▶ [Exercise data]:

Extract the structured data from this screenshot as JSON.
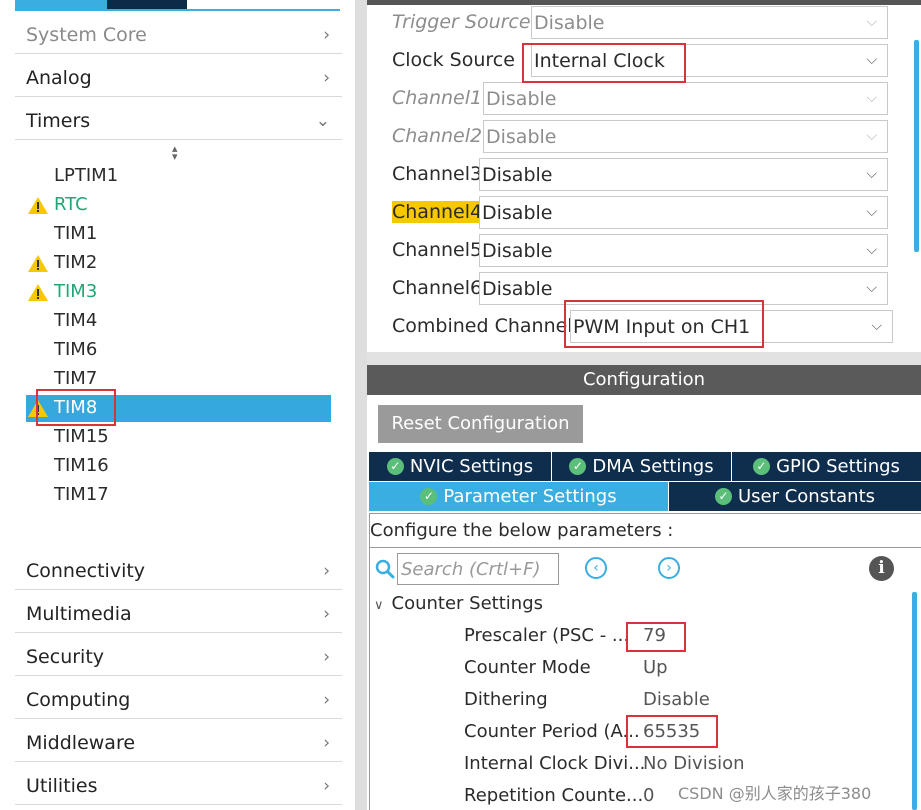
{
  "colors": {
    "accent": "#3aaee0",
    "navy": "#0f2d4d",
    "warning": "#f5c800",
    "highlight_box": "#d6343b",
    "success": "#5bbf7a"
  },
  "left": {
    "categories_top": [
      {
        "label": "System Core",
        "icon": "chevron-right-icon"
      },
      {
        "label": "Analog",
        "icon": "chevron-right-icon"
      },
      {
        "label": "Timers",
        "icon": "chevron-down-icon"
      }
    ],
    "timers": [
      {
        "label": "LPTIM1",
        "warning": false
      },
      {
        "label": "RTC",
        "warning": true
      },
      {
        "label": "TIM1",
        "warning": false
      },
      {
        "label": "TIM2",
        "warning": true
      },
      {
        "label": "TIM3",
        "warning": true
      },
      {
        "label": "TIM4",
        "warning": false
      },
      {
        "label": "TIM6",
        "warning": false
      },
      {
        "label": "TIM7",
        "warning": false
      },
      {
        "label": "TIM8",
        "warning": true,
        "selected": true
      },
      {
        "label": "TIM15",
        "warning": false
      },
      {
        "label": "TIM16",
        "warning": false
      },
      {
        "label": "TIM17",
        "warning": false
      }
    ],
    "categories_bottom": [
      {
        "label": "Connectivity",
        "icon": "chevron-right-icon"
      },
      {
        "label": "Multimedia",
        "icon": "chevron-right-icon"
      },
      {
        "label": "Security",
        "icon": "chevron-right-icon"
      },
      {
        "label": "Computing",
        "icon": "chevron-right-icon"
      },
      {
        "label": "Middleware",
        "icon": "chevron-right-icon"
      },
      {
        "label": "Utilities",
        "icon": "chevron-right-icon"
      }
    ]
  },
  "mode": {
    "rows": [
      {
        "label": "Trigger Source",
        "value": "Disable",
        "disabled": true
      },
      {
        "label": "Clock Source",
        "value": "Internal Clock",
        "disabled": false
      },
      {
        "label": "Channel1",
        "value": "Disable",
        "disabled": true
      },
      {
        "label": "Channel2",
        "value": "Disable",
        "disabled": true
      },
      {
        "label": "Channel3",
        "value": "Disable",
        "disabled": false
      },
      {
        "label": "Channel4",
        "value": "Disable",
        "disabled": false,
        "highlight": true
      },
      {
        "label": "Channel5",
        "value": "Disable",
        "disabled": false
      },
      {
        "label": "Channel6",
        "value": "Disable",
        "disabled": false
      },
      {
        "label": "Combined Channels",
        "value": "PWM Input on CH1",
        "disabled": false
      }
    ]
  },
  "config": {
    "header": "Configuration",
    "reset_label": "Reset Configuration",
    "tabs_row1": [
      {
        "label": "NVIC Settings"
      },
      {
        "label": "DMA Settings"
      },
      {
        "label": "GPIO Settings"
      }
    ],
    "tabs_row2": [
      {
        "label": "Parameter Settings",
        "active": true
      },
      {
        "label": "User Constants",
        "active": false
      }
    ],
    "description": "Configure the below parameters :",
    "search_placeholder": "Search (Crtl+F)",
    "nav_prev_icon": "arrow-left-circle-icon",
    "nav_next_icon": "arrow-right-circle-icon",
    "info_glyph": "i",
    "section": "Counter Settings",
    "params": [
      {
        "name": "Prescaler (PSC - ...",
        "value": "79"
      },
      {
        "name": "Counter Mode",
        "value": "Up"
      },
      {
        "name": "Dithering",
        "value": "Disable"
      },
      {
        "name": "Counter Period (A...",
        "value": "65535"
      },
      {
        "name": "Internal Clock Divi...",
        "value": "No Division"
      },
      {
        "name": "Repetition Counte...",
        "value": "0"
      }
    ]
  },
  "watermark": "CSDN @别人家的孩子380"
}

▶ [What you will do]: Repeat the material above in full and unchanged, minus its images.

▶ [Written answer]:
Extract the structured data from this screenshot as JSON.
{
  "colors": {
    "accent": "#3aaee0",
    "navy": "#0f2d4d",
    "warning": "#f5c800",
    "highlight_box": "#d6343b",
    "success": "#5bbf7a"
  },
  "left": {
    "categories_top": [
      {
        "label": "System Core",
        "icon": "chevron-right-icon"
      },
      {
        "label": "Analog",
        "icon": "chevron-right-icon"
      },
      {
        "label": "Timers",
        "icon": "chevron-down-icon"
      }
    ],
    "timers": [
      {
        "label": "LPTIM1",
        "warning": false
      },
      {
        "label": "RTC",
        "warning": true
      },
      {
        "label": "TIM1",
        "warning": false
      },
      {
        "label": "TIM2",
        "warning": true
      },
      {
        "label": "TIM3",
        "warning": true
      },
      {
        "label": "TIM4",
        "warning": false
      },
      {
        "label": "TIM6",
        "warning": false
      },
      {
        "label": "TIM7",
        "warning": false
      },
      {
        "label": "TIM8",
        "warning": true,
        "selected": true
      },
      {
        "label": "TIM15",
        "warning": false
      },
      {
        "label": "TIM16",
        "warning": false
      },
      {
        "label": "TIM17",
        "warning": false
      }
    ],
    "categories_bottom": [
      {
        "label": "Connectivity",
        "icon": "chevron-right-icon"
      },
      {
        "label": "Multimedia",
        "icon": "chevron-right-icon"
      },
      {
        "label": "Security",
        "icon": "chevron-right-icon"
      },
      {
        "label": "Computing",
        "icon": "chevron-right-icon"
      },
      {
        "label": "Middleware",
        "icon": "chevron-right-icon"
      },
      {
        "label": "Utilities",
        "icon": "chevron-right-icon"
      }
    ]
  },
  "mode": {
    "rows": [
      {
        "label": "Trigger Source",
        "value": "Disable",
        "disabled": true
      },
      {
        "label": "Clock Source",
        "value": "Internal Clock",
        "disabled": false
      },
      {
        "label": "Channel1",
        "value": "Disable",
        "disabled": true
      },
      {
        "label": "Channel2",
        "value": "Disable",
        "disabled": true
      },
      {
        "label": "Channel3",
        "value": "Disable",
        "disabled": false
      },
      {
        "label": "Channel4",
        "value": "Disable",
        "disabled": false,
        "highlight": true
      },
      {
        "label": "Channel5",
        "value": "Disable",
        "disabled": false
      },
      {
        "label": "Channel6",
        "value": "Disable",
        "disabled": false
      },
      {
        "label": "Combined Channels",
        "value": "PWM Input on CH1",
        "disabled": false
      }
    ]
  },
  "config": {
    "header": "Configuration",
    "reset_label": "Reset Configuration",
    "tabs_row1": [
      {
        "label": "NVIC Settings"
      },
      {
        "label": "DMA Settings"
      },
      {
        "label": "GPIO Settings"
      }
    ],
    "tabs_row2": [
      {
        "label": "Parameter Settings",
        "active": true
      },
      {
        "label": "User Constants",
        "active": false
      }
    ],
    "description": "Configure the below parameters :",
    "search_placeholder": "Search (Crtl+F)",
    "nav_prev_icon": "arrow-left-circle-icon",
    "nav_next_icon": "arrow-right-circle-icon",
    "info_glyph": "i",
    "section": "Counter Settings",
    "params": [
      {
        "name": "Prescaler (PSC - ...",
        "value": "79"
      },
      {
        "name": "Counter Mode",
        "value": "Up"
      },
      {
        "name": "Dithering",
        "value": "Disable"
      },
      {
        "name": "Counter Period (A...",
        "value": "65535"
      },
      {
        "name": "Internal Clock Divi...",
        "value": "No Division"
      },
      {
        "name": "Repetition Counte...",
        "value": "0"
      }
    ]
  },
  "watermark": "CSDN @别人家的孩子380"
}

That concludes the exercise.